START RECORDS FOR THIS EXERCISE

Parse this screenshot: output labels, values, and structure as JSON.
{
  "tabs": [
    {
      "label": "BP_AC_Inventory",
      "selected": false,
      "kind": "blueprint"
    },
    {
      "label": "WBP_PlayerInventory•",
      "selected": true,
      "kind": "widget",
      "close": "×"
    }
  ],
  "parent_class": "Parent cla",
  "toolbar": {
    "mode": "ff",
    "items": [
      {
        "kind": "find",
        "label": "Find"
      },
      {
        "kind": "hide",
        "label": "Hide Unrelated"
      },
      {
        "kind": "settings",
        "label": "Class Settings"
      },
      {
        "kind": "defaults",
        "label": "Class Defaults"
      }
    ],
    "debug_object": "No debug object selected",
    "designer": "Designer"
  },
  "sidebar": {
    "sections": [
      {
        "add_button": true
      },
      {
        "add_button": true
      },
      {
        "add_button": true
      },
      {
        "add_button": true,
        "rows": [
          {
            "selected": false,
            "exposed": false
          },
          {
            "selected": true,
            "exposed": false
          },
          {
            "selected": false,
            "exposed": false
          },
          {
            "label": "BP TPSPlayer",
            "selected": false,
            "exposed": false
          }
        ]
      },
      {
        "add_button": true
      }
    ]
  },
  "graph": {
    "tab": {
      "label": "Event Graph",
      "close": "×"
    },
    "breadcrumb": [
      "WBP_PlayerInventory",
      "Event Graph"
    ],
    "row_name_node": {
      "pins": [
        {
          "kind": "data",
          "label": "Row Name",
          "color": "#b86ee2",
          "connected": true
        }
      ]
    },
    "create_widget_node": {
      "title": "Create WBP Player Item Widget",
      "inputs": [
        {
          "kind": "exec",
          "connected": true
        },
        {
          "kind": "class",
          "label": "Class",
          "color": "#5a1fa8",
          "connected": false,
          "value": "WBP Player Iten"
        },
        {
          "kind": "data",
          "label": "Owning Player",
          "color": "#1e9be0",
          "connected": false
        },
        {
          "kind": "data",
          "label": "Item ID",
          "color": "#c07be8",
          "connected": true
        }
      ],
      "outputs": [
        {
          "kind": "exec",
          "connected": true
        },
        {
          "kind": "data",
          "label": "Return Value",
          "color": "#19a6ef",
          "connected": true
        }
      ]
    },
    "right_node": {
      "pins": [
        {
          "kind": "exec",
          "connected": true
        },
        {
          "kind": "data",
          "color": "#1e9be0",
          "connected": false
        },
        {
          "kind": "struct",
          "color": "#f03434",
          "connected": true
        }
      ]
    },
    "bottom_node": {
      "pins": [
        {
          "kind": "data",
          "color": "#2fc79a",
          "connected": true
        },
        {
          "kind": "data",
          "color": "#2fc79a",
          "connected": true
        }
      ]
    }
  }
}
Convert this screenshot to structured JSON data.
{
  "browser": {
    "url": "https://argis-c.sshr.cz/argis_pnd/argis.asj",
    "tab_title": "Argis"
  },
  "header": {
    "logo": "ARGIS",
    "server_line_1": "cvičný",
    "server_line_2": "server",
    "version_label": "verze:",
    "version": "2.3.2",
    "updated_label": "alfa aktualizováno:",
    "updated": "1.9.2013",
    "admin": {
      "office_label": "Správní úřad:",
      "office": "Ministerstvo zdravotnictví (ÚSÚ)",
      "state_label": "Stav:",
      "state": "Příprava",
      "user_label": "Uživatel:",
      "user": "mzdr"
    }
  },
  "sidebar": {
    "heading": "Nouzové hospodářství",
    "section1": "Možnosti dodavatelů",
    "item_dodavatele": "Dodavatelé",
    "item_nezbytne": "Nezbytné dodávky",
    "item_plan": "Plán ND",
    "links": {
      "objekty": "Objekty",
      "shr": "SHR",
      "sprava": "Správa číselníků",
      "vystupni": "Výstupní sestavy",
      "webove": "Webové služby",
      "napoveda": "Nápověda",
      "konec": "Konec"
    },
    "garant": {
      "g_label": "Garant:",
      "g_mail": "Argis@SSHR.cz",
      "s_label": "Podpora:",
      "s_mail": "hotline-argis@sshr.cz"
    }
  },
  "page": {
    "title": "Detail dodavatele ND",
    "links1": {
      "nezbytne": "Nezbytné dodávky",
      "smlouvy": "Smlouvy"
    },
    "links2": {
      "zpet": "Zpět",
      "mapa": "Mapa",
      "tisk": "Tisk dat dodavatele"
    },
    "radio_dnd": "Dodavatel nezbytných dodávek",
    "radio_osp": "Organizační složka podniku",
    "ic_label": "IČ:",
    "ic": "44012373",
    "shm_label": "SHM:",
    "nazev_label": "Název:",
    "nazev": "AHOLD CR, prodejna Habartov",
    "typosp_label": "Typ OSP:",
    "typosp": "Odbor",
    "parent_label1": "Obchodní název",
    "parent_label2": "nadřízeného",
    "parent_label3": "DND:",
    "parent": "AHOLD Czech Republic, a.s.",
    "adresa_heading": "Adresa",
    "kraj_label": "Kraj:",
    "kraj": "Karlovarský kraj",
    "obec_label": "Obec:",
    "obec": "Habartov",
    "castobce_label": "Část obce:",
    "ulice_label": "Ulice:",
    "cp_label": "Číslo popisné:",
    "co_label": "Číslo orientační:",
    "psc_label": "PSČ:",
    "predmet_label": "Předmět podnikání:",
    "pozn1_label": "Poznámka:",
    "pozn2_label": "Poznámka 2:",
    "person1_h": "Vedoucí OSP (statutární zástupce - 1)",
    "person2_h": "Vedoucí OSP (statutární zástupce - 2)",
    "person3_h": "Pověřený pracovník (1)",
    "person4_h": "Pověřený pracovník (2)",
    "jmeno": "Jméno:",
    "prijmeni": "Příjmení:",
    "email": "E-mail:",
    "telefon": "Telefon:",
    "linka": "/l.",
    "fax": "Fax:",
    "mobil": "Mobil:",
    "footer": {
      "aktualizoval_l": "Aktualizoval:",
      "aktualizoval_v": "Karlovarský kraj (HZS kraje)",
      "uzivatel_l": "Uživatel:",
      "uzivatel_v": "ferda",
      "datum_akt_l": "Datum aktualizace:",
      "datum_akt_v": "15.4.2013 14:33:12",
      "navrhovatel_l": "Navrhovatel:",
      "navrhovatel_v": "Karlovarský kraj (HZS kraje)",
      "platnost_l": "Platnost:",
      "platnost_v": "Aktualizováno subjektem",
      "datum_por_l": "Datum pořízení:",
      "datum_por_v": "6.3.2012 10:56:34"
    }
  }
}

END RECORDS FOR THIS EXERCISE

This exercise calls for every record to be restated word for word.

Parse this screenshot: output labels, values, and structure as JSON.
{
  "tabs": [
    {
      "label": "BP_AC_Inventory",
      "selected": false,
      "kind": "blueprint"
    },
    {
      "label": "WBP_PlayerInventory•",
      "selected": true,
      "kind": "widget",
      "close": "×"
    }
  ],
  "parent_class": "Parent cla",
  "toolbar": {
    "mode": "ff",
    "items": [
      {
        "kind": "find",
        "label": "Find"
      },
      {
        "kind": "hide",
        "label": "Hide Unrelated"
      },
      {
        "kind": "settings",
        "label": "Class Settings"
      },
      {
        "kind": "defaults",
        "label": "Class Defaults"
      }
    ],
    "debug_object": "No debug object selected",
    "designer": "Designer"
  },
  "sidebar": {
    "sections": [
      {
        "add_button": true
      },
      {
        "add_button": true
      },
      {
        "add_button": true
      },
      {
        "add_button": true,
        "rows": [
          {
            "selected": false,
            "exposed": false
          },
          {
            "selected": true,
            "exposed": false
          },
          {
            "selected": false,
            "exposed": false
          },
          {
            "label": "BP TPSPlayer",
            "selected": false,
            "exposed": false
          }
        ]
      },
      {
        "add_button": true
      }
    ]
  },
  "graph": {
    "tab": {
      "label": "Event Graph",
      "close": "×"
    },
    "breadcrumb": [
      "WBP_PlayerInventory",
      "Event Graph"
    ],
    "row_name_node": {
      "pins": [
        {
          "kind": "data",
          "label": "Row Name",
          "color": "#b86ee2",
          "connected": true
        }
      ]
    },
    "create_widget_node": {
      "title": "Create WBP Player Item Widget",
      "inputs": [
        {
          "kind": "exec",
          "connected": true
        },
        {
          "kind": "class",
          "label": "Class",
          "color": "#5a1fa8",
          "connected": false,
          "value": "WBP Player Iten"
        },
        {
          "kind": "data",
          "label": "Owning Player",
          "color": "#1e9be0",
          "connected": false
        },
        {
          "kind": "data",
          "label": "Item ID",
          "color": "#c07be8",
          "connected": true
        }
      ],
      "outputs": [
        {
          "kind": "exec",
          "connected": true
        },
        {
          "kind": "data",
          "label": "Return Value",
          "color": "#19a6ef",
          "connected": true
        }
      ]
    },
    "right_node": {
      "pins": [
        {
          "kind": "exec",
          "connected": true
        },
        {
          "kind": "data",
          "color": "#1e9be0",
          "connected": false
        },
        {
          "kind": "struct",
          "color": "#f03434",
          "connected": true
        }
      ]
    },
    "bottom_node": {
      "pins": [
        {
          "kind": "data",
          "color": "#2fc79a",
          "connected": true
        },
        {
          "kind": "data",
          "color": "#2fc79a",
          "connected": true
        }
      ]
    }
  }
}
Convert this screenshot to structured JSON data.
{
  "browser": {
    "url": "https://argis-c.sshr.cz/argis_pnd/argis.asj",
    "tab_title": "Argis"
  },
  "header": {
    "logo": "ARGIS",
    "server_line_1": "cvičný",
    "server_line_2": "server",
    "version_label": "verze:",
    "version": "2.3.2",
    "updated_label": "alfa aktualizováno:",
    "updated": "1.9.2013",
    "admin": {
      "office_label": "Správní úřad:",
      "office": "Ministerstvo zdravotnictví (ÚSÚ)",
      "state_label": "Stav:",
      "state": "Příprava",
      "user_label": "Uživatel:",
      "user": "mzdr"
    }
  },
  "sidebar": {
    "heading": "Nouzové hospodářství",
    "section1": "Možnosti dodavatelů",
    "item_dodavatele": "Dodavatelé",
    "item_nezbytne": "Nezbytné dodávky",
    "item_plan": "Plán ND",
    "links": {
      "objekty": "Objekty",
      "shr": "SHR",
      "sprava": "Správa číselníků",
      "vystupni": "Výstupní sestavy",
      "webove": "Webové služby",
      "napoveda": "Nápověda",
      "konec": "Konec"
    },
    "garant": {
      "g_label": "Garant:",
      "g_mail": "Argis@SSHR.cz",
      "s_label": "Podpora:",
      "s_mail": "hotline-argis@sshr.cz"
    }
  },
  "page": {
    "title": "Detail dodavatele ND",
    "links1": {
      "nezbytne": "Nezbytné dodávky",
      "smlouvy": "Smlouvy"
    },
    "links2": {
      "zpet": "Zpět",
      "mapa": "Mapa",
      "tisk": "Tisk dat dodavatele"
    },
    "radio_dnd": "Dodavatel nezbytných dodávek",
    "radio_osp": "Organizační složka podniku",
    "ic_label": "IČ:",
    "ic": "44012373",
    "shm_label": "SHM:",
    "nazev_label": "Název:",
    "nazev": "AHOLD CR, prodejna Habartov",
    "typosp_label": "Typ OSP:",
    "typosp": "Odbor",
    "parent_label1": "Obchodní název",
    "parent_label2": "nadřízeného",
    "parent_label3": "DND:",
    "parent": "AHOLD Czech Republic, a.s.",
    "adresa_heading": "Adresa",
    "kraj_label": "Kraj:",
    "kraj": "Karlovarský kraj",
    "obec_label": "Obec:",
    "obec": "Habartov",
    "castobce_label": "Část obce:",
    "ulice_label": "Ulice:",
    "cp_label": "Číslo popisné:",
    "co_label": "Číslo orientační:",
    "psc_label": "PSČ:",
    "predmet_label": "Předmět podnikání:",
    "pozn1_label": "Poznámka:",
    "pozn2_label": "Poznámka 2:",
    "person1_h": "Vedoucí OSP (statutární zástupce - 1)",
    "person2_h": "Vedoucí OSP (statutární zástupce - 2)",
    "person3_h": "Pověřený pracovník (1)",
    "person4_h": "Pověřený pracovník (2)",
    "jmeno": "Jméno:",
    "prijmeni": "Příjmení:",
    "email": "E-mail:",
    "telefon": "Telefon:",
    "linka": "/l.",
    "fax": "Fax:",
    "mobil": "Mobil:",
    "footer": {
      "aktualizoval_l": "Aktualizoval:",
      "aktualizoval_v": "Karlovarský kraj (HZS kraje)",
      "uzivatel_l": "Uživatel:",
      "uzivatel_v": "ferda",
      "datum_akt_l": "Datum aktualizace:",
      "datum_akt_v": "15.4.2013 14:33:12",
      "navrhovatel_l": "Navrhovatel:",
      "navrhovatel_v": "Karlovarský kraj (HZS kraje)",
      "platnost_l": "Platnost:",
      "platnost_v": "Aktualizováno subjektem",
      "datum_por_l": "Datum pořízení:",
      "datum_por_v": "6.3.2012 10:56:34"
    }
  }
}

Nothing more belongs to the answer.